The Pokes also converted a combined seven of 16 opportunities on third and fourth downs, so OSU did a decent job of keeping the chains moving with Brown at the controls. The Cowboys’ two touchdowns came on drives of 74 and 78 yards – the scores didn’t come cheap.

However, a closer inspection of Brown’s performance tells a different story. Coach Mike Gundy and offensive coordinator Sean Gleeson showed little faith in Brown’s capacity to make throws downfield – or really much at all in the passing game. Approximately half of Brown’s throws were swing routes or screens. Consequently, Hubbard had seven receptions for 88 yards, both of which easily surpassed his previous highs for the season.

Overall, of Brown’s 29 passes, 20 of his targets were within seven yards of the line of scrimmage. He also threw two balls away. OSU averaged a piddling 6.8 yards per attempt from its pop-gun passing attack.

When Brown did get the opportunity to showcase his arm strength, it became clear why the OSU coaches weren’t asking him to do it often. Brown’s passes on vertical routes were coming in late and underthrown. Meanwhile, throws outside the far hashes took way too long to reach their destination.

In terms of what that means for this weekend, predicating your passing attack on quick throws isn’t a bad strategy versus the Sooners. Forcing OU’s defenders to tackle soundly has worked for some teams already this season. However, it doesn’t work nearly as well when defensive backs don’t fear the ball going over their heads.

Don’t be surprised if OU defensive coordinator Alex Grinch throws an even heavier dose than usual of press man and one-on-one coverages at the Cowboys on the perimeter. If the Sooners don’t come up with at least one interception in this game, consider it a big disappointment.

Hubba, Hubbard

In reality, even when Sanders and Wallace were healthy, Hubbard was always OSU’s showstopper. He is fast and powerful, and Gundy has leveraged his durability to load Hubbard up with carries. The nation’s leading rusher has toted the rock at least 25 times in seven of OSU’s 11 games.

Hubbard will almost certainly surpass the 25-carry mark in this contest. Keep an eye, though, on how Gleeson draws up ways to get the ball to his workhorse. The Princeton transplant has layered on new schemes to the OSU running game throughout the season. Even a week ago, the Cowboys were showing new wrinkles in their ground attack.

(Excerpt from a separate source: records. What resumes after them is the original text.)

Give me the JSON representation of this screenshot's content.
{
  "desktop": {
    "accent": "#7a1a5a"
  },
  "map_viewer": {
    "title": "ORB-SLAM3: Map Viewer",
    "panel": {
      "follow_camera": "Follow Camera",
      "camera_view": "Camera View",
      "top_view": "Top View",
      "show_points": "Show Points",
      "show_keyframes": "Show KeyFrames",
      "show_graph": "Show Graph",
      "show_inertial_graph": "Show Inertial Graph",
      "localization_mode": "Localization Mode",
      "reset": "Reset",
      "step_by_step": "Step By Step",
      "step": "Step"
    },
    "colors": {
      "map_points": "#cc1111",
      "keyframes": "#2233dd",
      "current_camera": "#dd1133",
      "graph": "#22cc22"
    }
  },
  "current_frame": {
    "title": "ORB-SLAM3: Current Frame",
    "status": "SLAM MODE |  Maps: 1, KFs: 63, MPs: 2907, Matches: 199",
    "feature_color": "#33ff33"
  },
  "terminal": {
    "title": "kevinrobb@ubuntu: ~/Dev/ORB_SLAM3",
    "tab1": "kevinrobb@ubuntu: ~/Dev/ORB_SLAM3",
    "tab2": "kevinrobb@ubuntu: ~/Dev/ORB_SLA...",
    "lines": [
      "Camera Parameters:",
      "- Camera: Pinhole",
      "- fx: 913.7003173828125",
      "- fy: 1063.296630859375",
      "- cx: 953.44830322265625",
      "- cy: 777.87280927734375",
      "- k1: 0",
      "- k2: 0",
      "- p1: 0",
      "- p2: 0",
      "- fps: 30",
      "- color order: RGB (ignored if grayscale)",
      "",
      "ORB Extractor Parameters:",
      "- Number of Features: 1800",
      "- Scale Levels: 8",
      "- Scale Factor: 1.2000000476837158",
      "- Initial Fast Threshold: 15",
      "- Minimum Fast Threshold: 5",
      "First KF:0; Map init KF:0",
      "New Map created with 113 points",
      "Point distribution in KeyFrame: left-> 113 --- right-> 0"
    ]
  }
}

Unfortunately, the Pokes have lost a big weapon in Sanders’ legs. Sanders was capable of exploding for big gains on the ground, which forced defenses to account for an additional runner at all times when the Pokes had the ball. In turn, that opened up running lanes for Hubbard.

No one will mistake Brown for that kind of threat. Removing sacks, he ran for nine yards on four carries versus WVU. The Cowboys may use Brown as a constraint player with a couple carries to keep the Sooners honest. OU will also defend anything resembling a read call to keep the ball in the hands of the QB – which suggests that part of the playbook will be closed off to the Cowboys on Saturday night.

Whether Grinch goes with a spot deployment of a 4-3 alignment or sticks with five defensive backs as OU’s base defense, expect the Sooners to key on Hubbard and challenge OSU’s depleted receiving corps to make them pay.